BWW Review: BUTTONS: A CINDERELLA STORY, King's Head Theatre
Some things never change. A random guy pulled out of an Islington audience turns out to be an M&A lawyer and the Charles Court Opera Company delivers a pantomime unlike any other (if you don't count their dozen or so previous productions).
Buttons loves Cinderella and she loves him in return, but he's a teddy bear and she's being pursued by an evil Prince Charming and his shady sidekick, Dandini. Meanwhile Betty, Cinders' mother, is angling for meek PC Pumpkin, who is on the lookout for a magical murderer stealing the fairy dust of beloved fairytale characters. But when Don Vito Corleone arrives in Cinders' bedroom (do keep up) and grants the gift of life to Buttons, he must woo Cinders and defeat the evil Prince.
If you're thinking that we've been dropped somewhere between four or five panto plots, then you're right, but, as ever, it doesn't really matter. The story is just a vehicle for the outrageous double entendres, the outrageous costumes and the outrageous breaking of the fourth wall. Whatever your doubts about panto, you certainly have to leave them er... "Behind you!"
John Savournin has reworked his 2013 Christmas show with the same wit but more money spent on the costumes, especially his own ensembles, most of which would give Dame Edna pause. We also get the familiar mix of new songs and old songs (with reworked lyrics), David Eaton back in his usual seat at the piano. They're all sung by big operatic voices, the standout (again) being Matthew Kellett's poignant and perfect "Creep" - Thom Yorke as a cuddly toy anyone? And, in case you didn't know, we get an answer to the question, "Is this the real life, or is this just fantasy?"
It's still early in the run, so the indefinable chemistry and semi-scripted ad libs that spice up the best pantos haven't really bubbled to the surface yet, with the cast still a little stiff in their delivery, but that looseness will soon come.
Eleanor Sanderson-Nash is a winning Cinderella (plenty of agency for her in 2018) and Jennie Jacobs a sexy, villainous Prince, who was (as should always be the case) still being booed at the curtain call.
Towering over the chaos in every sense is Savournin, whose shameless punning and shameless stockings dominate proceedings whenever he totters out on heels or waddles about in wellies. Like all dames, he seems to enjoy the licence to transgress at least as much as we do - and why not?

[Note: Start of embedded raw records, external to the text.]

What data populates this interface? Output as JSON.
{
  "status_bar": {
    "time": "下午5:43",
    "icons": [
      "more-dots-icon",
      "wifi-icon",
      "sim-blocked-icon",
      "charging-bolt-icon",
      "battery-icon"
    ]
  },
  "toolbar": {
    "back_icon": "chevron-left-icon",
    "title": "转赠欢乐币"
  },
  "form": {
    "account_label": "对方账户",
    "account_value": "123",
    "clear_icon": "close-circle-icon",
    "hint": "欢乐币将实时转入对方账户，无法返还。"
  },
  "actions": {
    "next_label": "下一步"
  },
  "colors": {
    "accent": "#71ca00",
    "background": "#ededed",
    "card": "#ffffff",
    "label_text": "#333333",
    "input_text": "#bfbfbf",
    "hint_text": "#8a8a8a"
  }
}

There are adults only evenings and shows for young kids within the run and the cast does rotate through to January, so make sure you check you're in the right performance for you. Whatever your choice, you're guaranteed lots of traditional playing along with the cast, fine songs beautifully sung and, of course, lots of laughs.
Photo Bill Knight